## [Task instructions]
From the entries below, gather each line containing the word "with".

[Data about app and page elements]
..........
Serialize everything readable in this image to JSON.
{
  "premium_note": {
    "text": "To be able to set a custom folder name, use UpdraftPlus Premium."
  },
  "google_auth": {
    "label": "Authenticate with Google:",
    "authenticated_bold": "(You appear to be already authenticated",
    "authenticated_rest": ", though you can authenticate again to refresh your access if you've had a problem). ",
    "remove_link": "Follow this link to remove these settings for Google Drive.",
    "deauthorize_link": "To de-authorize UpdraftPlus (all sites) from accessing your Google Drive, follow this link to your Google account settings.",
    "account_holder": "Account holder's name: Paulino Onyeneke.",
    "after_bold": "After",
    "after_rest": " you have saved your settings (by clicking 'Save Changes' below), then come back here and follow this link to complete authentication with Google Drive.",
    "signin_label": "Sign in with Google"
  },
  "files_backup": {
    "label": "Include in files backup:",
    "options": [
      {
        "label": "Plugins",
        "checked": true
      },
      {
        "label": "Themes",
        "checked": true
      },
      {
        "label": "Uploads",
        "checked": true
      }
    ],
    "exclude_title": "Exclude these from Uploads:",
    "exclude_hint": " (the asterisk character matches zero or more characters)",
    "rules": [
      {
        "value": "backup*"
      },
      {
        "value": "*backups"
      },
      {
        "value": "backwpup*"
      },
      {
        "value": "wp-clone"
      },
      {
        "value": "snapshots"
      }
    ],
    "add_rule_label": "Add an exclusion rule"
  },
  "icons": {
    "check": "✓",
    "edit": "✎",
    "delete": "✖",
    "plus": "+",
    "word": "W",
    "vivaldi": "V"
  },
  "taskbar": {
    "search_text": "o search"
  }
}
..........
## [Finished exercise]
    "label": "Authenticate with Google:",
    "after_rest": " you have saved your settings (by clicking 'Save Changes' below), then come back here and follow this link to complete authentication with Google Drive.",
    "signin_label": "Sign in with Google"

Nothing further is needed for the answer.